Terry McDonell: on Writers and Editing

I happened to catch an interview on the radio the other day: it was Terry McDonell, the former top editor of Esquire, Rolling Stone, Outside, and Sports Illustrated, talking about his new book,  The Accidental Life: An Editor’s Notes on Writing and Writers

McDonell has worked with many literary writers, cold calling anyone whose writing he admires and offering them assignments. Along the way, he's accumulated some terrific stories, and the most entertaining are (no surprise) about Hunter S. Thompson. Thompson's gonzo journalism made him "a magnet for lofty ideas and bad writing about freak solidarity," McDonell says. "Many admirers sent him page after page of their ramblings in the hope that he would help get them published in the magazine (Rolling Stone)." Finally, HT composed a rejection letter. Satisfying and horrifying, it began like this: 

"You worthless, acid-sucking piece of illiterate shit!

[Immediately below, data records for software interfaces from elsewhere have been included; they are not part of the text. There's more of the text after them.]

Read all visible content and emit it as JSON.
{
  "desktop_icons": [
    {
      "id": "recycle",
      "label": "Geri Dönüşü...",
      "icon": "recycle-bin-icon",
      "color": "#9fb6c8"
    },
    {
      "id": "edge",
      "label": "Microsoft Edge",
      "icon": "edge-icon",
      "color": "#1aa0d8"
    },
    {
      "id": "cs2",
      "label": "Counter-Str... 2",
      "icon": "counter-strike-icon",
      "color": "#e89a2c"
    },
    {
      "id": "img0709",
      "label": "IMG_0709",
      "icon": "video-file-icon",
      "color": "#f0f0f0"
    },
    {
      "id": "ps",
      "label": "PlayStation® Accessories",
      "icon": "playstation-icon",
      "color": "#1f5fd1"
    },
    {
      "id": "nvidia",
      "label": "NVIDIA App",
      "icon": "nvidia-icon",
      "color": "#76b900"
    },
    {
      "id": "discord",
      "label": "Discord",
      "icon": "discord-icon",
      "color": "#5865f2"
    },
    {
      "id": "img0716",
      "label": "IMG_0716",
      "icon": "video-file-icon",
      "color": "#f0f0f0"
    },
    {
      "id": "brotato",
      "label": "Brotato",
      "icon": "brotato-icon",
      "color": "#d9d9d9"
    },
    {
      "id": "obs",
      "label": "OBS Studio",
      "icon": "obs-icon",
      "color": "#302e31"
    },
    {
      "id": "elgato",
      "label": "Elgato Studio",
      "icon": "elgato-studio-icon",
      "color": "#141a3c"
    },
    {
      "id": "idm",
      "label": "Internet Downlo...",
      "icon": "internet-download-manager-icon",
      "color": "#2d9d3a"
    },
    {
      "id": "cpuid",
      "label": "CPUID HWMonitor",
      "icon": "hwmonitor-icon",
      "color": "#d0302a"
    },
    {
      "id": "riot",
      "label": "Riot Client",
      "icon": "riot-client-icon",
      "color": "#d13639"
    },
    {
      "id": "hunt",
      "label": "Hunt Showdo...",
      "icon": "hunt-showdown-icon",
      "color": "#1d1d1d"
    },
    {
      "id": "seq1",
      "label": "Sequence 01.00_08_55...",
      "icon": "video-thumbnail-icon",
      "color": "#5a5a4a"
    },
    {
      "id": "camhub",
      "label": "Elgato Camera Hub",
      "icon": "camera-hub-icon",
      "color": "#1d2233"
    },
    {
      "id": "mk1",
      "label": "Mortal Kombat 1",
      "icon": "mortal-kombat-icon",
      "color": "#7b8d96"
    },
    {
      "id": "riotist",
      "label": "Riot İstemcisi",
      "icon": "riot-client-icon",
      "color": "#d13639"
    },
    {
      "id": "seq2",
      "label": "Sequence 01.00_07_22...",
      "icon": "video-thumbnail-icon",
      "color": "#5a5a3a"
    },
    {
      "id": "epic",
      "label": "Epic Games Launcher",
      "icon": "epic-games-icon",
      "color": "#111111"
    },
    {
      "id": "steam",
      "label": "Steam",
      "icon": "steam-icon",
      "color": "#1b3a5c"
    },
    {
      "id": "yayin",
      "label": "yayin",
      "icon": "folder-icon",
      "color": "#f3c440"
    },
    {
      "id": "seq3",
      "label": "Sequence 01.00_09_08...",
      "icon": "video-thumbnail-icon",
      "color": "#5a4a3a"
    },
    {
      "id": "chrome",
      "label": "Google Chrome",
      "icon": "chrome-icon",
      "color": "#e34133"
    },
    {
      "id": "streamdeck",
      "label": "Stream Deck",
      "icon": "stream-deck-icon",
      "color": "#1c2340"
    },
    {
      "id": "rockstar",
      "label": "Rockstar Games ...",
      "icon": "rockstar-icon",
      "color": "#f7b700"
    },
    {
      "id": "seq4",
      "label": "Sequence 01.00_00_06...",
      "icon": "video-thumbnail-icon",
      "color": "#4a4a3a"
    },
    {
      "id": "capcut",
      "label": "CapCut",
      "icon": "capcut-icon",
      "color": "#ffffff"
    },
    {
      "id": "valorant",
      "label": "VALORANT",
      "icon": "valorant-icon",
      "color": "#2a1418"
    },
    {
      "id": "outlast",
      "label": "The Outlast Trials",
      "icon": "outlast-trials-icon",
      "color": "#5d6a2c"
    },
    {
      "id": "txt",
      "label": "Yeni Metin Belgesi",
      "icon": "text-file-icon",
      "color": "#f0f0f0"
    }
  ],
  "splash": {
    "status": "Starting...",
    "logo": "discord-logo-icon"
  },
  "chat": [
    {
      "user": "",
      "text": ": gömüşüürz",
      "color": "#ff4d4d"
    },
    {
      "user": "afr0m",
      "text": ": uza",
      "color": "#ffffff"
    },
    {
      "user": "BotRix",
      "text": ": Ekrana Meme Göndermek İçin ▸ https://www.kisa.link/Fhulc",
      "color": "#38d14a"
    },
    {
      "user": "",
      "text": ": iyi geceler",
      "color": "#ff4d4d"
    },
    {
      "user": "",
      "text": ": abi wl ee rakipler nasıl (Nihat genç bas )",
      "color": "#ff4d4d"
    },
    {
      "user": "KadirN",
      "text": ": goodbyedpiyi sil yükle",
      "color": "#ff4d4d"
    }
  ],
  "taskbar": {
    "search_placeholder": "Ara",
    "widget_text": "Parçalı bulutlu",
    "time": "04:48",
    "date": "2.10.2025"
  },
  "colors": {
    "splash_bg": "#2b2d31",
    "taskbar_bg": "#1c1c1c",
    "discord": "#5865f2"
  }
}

Don’t ever send this kind of brain-damaged swill in here again!”

Thankfully, he never had the opportunity to send it.

My favorite part of Accidental Life, though, are McDonell's observations about writing and editing. "There is no work like it," McDonell says of writing, "because it is so complicated to know when you are done" (exactly!). This is where an editor comes in; he continues: 

"Riffing about writing journalism, Renata Adler wrote, in her novel Speedboat, about giving ‘a piece of sugar to a raccoon, which in its odd fastidiousness would wash that sugar in a brook till there was nothing left.’ 

Editors can help with that."

That's the image that will stay with me.